A Transplanted Gardener Feb 1996 Companion Planting Part 2

Companion planting continued from last month.

ALOE VERA - Aloe is a vegetable in the lily and allium family. Because of the bitter taste of the aloe gel it is virtually free of pests and diseases. The gel can be used for bums, as a laxative, for stomach ulcers, and can be used as a tree wound dressing when pruning trees. Aloe powder sprinkled over plants will repel rabbits and when the plants are thrown into chicken drinking water improves their health.

CATNIP - Fresh catnip steeped in water can be used as a spray to repel flea beetles as it contains an insect repellent oil. Fresh catnip will also repel black ants.

CHERRY - Potatoes are less resistant to blight when grown near cherries. Wheat also dislikes cherries.

CITRUS - Guava and live oak seem to have a protective influence on citrus trees.

CLOVER - Clover is a great way to add nitrogen to the soil and is drought resistant. Consider planting clover with your lawn, in the orchard, the paths in your garden, and between rows of grapes. Clover dislikes henbane and the buttercup family.

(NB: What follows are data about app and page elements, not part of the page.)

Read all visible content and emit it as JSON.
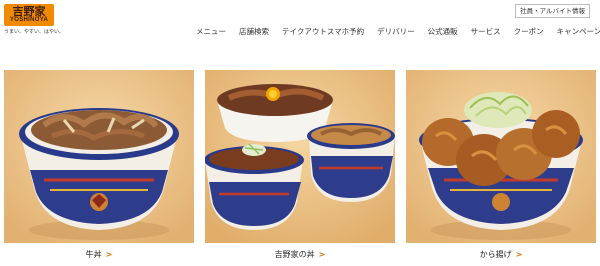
{
  "brand": {
    "kanji": "吉野家",
    "roman": "YOSHINOYA",
    "tagline": "うまい、やすい、はやい。",
    "color": "#f08a00"
  },
  "header": {
    "recruit_link": "社員・アルバイト情報"
  },
  "nav": {
    "items": [
      {
        "label": "メニュー"
      },
      {
        "label": "店舗検索"
      },
      {
        "label": "テイクアウトスマホ予約"
      },
      {
        "label": "デリバリー"
      },
      {
        "label": "公式通販"
      },
      {
        "label": "サービス"
      },
      {
        "label": "クーポン"
      },
      {
        "label": "キャンペーン"
      }
    ]
  },
  "cards": [
    {
      "label": "牛丼",
      "arrow": ">",
      "icon": "gyudon-bowl-photo"
    },
    {
      "label": "吉野家の丼",
      "arrow": ">",
      "icon": "yoshinoya-bowls-photo"
    },
    {
      "label": "から揚げ",
      "arrow": ">",
      "icon": "karaage-bowl-photo"
    }
  ],
  "colors": {
    "accent": "#e07000",
    "photo_background": "#efc991"
  }
}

DUSTY MILLER - Said to repel rabbits when planted around flowers and veggies.

FRUIT TREES - Benefit from plantings of mustard and clovers as ground clover. Also likes the allium family, horseradish, and stinging nettle.

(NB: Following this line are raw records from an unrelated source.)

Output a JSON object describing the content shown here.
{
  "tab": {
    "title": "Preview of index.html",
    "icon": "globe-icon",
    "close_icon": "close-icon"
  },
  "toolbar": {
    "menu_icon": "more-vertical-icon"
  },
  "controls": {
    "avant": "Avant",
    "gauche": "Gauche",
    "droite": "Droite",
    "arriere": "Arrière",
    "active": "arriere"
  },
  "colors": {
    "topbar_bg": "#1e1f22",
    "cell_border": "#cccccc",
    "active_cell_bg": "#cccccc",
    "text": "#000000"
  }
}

GERANIUM - Geraniums are not only pretty but come in a large scented assortment that can be made into jellies and pot pourris. They repel cabbage worms and when planted around grapes, corn, and roses repel Japanese beetles.

HYSSOP - Plant with grapes to increase their yield. Bees love hyssop blossoms but some insects, like the cabbage butterfly, find it a repellent. Radishes dislike hyssop.

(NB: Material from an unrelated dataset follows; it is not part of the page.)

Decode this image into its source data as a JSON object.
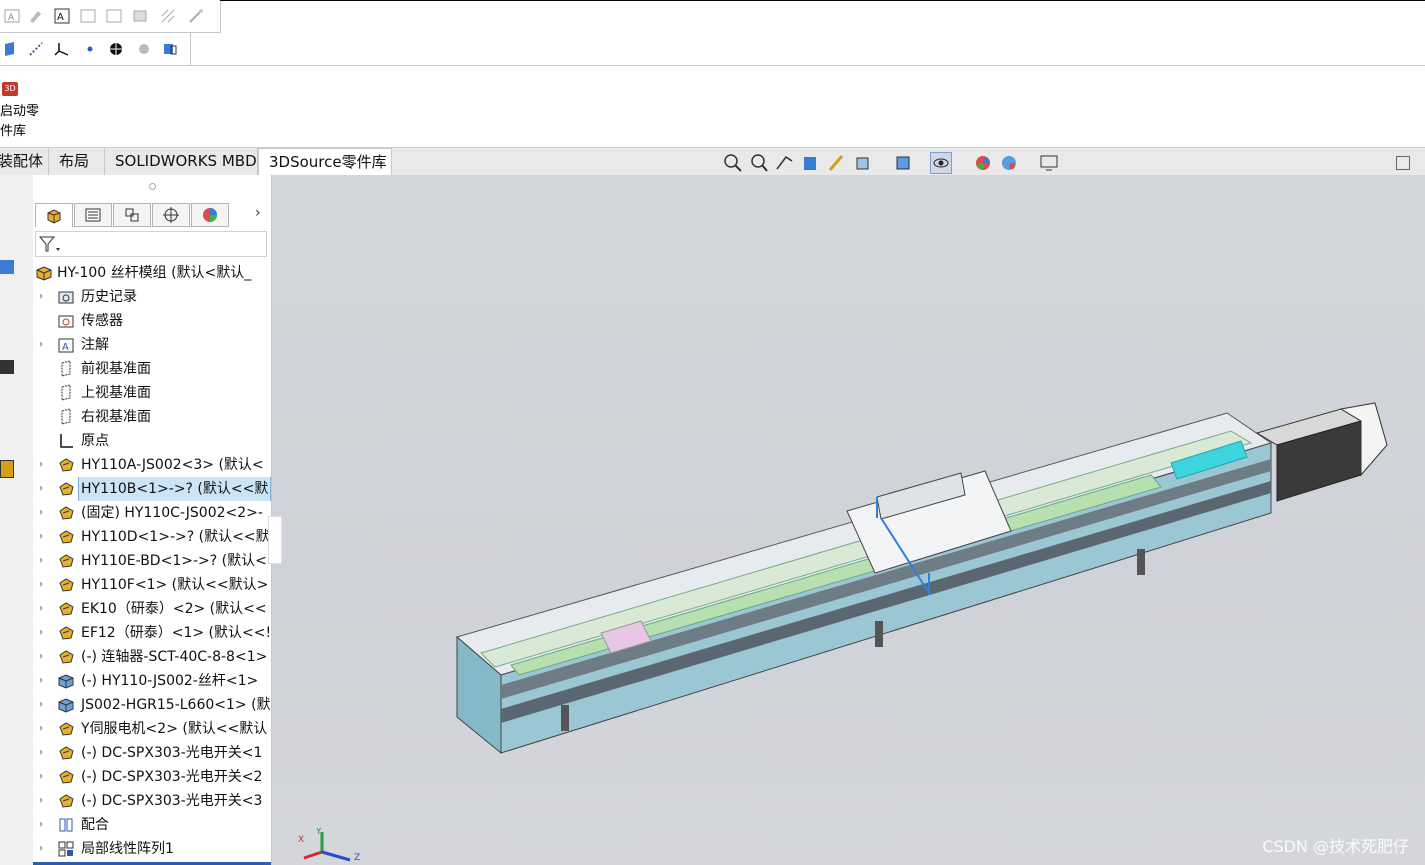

MARIGOLD - Probably best known for its stinky foliage, it's perhaps the best control for nematodes. Marigolds control nematodes by producing chemicals through their roots which slowly kills them. Studies have found that the African marigold which has the strongest odor works best. At the end of the gardening season let the marigolds go to seed and till them in. They self-seed readily and next season you'll have plenty of "golds" growing everywhere.

RASPBERRY - Raspberries and blackberries dislike each other. It is also best to grow red and black raspberries apart as the reds can carry a disease that will harm the blacks. Potatoes dislike raspberries.

ROSE - The allium family planted around roses is said to repel aphids and protect them from mildew and black spot. Alliums are used in Bulgaria to induce roses to produce a stronger perfume. Parsley helps repel rose beetles and lupines improve the nitrogen content of the soil and attract earthworms (please call me if this happens!).

SYCAMORE - Sycamore roots inhibit the growth of any plants underneath it. The good news is that if you boil the bark and make it into a poultice it is good to use for poison ivy.

WALNUT - Black walnut trees produce a substance in their roots and leaves which, like the sycamore, inhibits the growth of many plants therefore mulching or composting the leaves may not be wise. But on the other hand the leaves are said to repel fleas so try scattering them around the dog kennel. Plants that dislike walnut trees include apples, potatoes, tomatoes, and blackberries. English walnut trees do not have any root/leave inhibitors.

WELD MORNING GLORY - You have probably noticed that catalogs will often state that they cannot ship morning glory seed or plants to Arizona. It is rampant is some parts of the state although the Indians often grew it with corn. Morning glory can be killed by spraying a little white vinegar into the center of each vine.

WORMWOOD - Also commonly known as Artemisia, wormwood is an excellent repellent for moths, flea beetles and cabbage worm butterfly. A wormwood tea bath will rid cats and dogs of fleas. Sage, fennel, and most herbs dislike artemisia.

If you have enjoyed this series about companion planting and would like to learn more, Louise Riotte's Carrots love Tomatoes, 226 pages,  published by Storey Communications, Inc. is considered by many to be the essential companion planting guide. Happy Planting!  It is available in the Cochise County Library District.  


Cheri Melton
February, 1996